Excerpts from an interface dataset
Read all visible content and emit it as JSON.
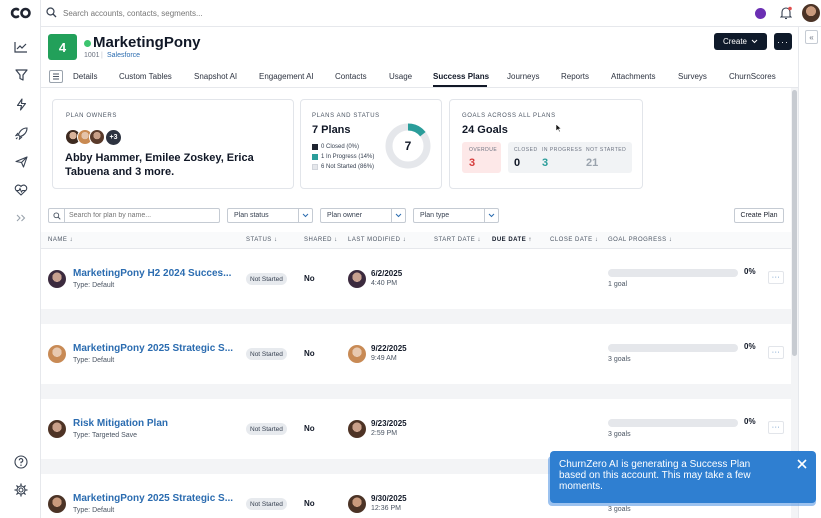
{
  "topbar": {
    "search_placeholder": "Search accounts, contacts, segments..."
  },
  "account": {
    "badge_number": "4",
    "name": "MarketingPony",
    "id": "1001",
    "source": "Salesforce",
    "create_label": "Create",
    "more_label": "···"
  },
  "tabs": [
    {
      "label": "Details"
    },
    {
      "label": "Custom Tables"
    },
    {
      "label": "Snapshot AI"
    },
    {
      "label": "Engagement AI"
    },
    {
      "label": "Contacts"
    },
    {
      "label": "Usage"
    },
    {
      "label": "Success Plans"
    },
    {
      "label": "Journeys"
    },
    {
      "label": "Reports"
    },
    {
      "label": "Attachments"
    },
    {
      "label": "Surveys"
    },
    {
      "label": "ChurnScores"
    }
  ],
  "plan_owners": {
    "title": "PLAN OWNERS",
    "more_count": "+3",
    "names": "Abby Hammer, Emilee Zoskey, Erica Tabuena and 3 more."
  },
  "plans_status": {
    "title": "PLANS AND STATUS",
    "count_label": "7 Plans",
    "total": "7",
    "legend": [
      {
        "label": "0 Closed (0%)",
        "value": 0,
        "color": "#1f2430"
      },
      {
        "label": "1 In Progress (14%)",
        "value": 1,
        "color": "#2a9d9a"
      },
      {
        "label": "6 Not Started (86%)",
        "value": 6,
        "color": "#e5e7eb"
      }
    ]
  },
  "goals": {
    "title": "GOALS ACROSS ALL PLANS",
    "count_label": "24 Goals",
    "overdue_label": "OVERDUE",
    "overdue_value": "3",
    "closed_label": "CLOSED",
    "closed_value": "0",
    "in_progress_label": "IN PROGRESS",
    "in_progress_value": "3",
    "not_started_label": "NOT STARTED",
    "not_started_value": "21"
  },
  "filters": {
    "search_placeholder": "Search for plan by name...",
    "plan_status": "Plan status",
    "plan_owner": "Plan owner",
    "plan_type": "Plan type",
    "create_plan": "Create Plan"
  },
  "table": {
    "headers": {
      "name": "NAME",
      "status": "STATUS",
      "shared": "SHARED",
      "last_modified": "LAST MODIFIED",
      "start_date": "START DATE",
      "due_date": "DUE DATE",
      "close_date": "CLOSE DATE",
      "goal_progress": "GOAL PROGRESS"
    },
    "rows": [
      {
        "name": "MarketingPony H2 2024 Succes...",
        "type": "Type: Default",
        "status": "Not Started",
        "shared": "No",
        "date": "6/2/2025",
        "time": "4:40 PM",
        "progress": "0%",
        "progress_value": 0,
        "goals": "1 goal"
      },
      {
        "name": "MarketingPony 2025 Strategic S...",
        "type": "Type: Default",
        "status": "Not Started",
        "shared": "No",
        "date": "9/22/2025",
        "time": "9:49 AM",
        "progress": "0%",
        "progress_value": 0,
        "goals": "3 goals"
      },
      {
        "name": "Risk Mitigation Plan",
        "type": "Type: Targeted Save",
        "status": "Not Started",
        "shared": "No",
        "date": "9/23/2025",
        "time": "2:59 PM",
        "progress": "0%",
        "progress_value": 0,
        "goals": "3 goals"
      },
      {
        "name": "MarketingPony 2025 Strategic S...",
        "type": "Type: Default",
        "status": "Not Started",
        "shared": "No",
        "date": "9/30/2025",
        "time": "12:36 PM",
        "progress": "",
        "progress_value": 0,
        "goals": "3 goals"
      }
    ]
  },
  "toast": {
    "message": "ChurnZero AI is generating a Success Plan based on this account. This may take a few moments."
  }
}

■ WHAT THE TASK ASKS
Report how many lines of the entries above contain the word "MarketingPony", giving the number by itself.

■ THE COMPLETED TASK
4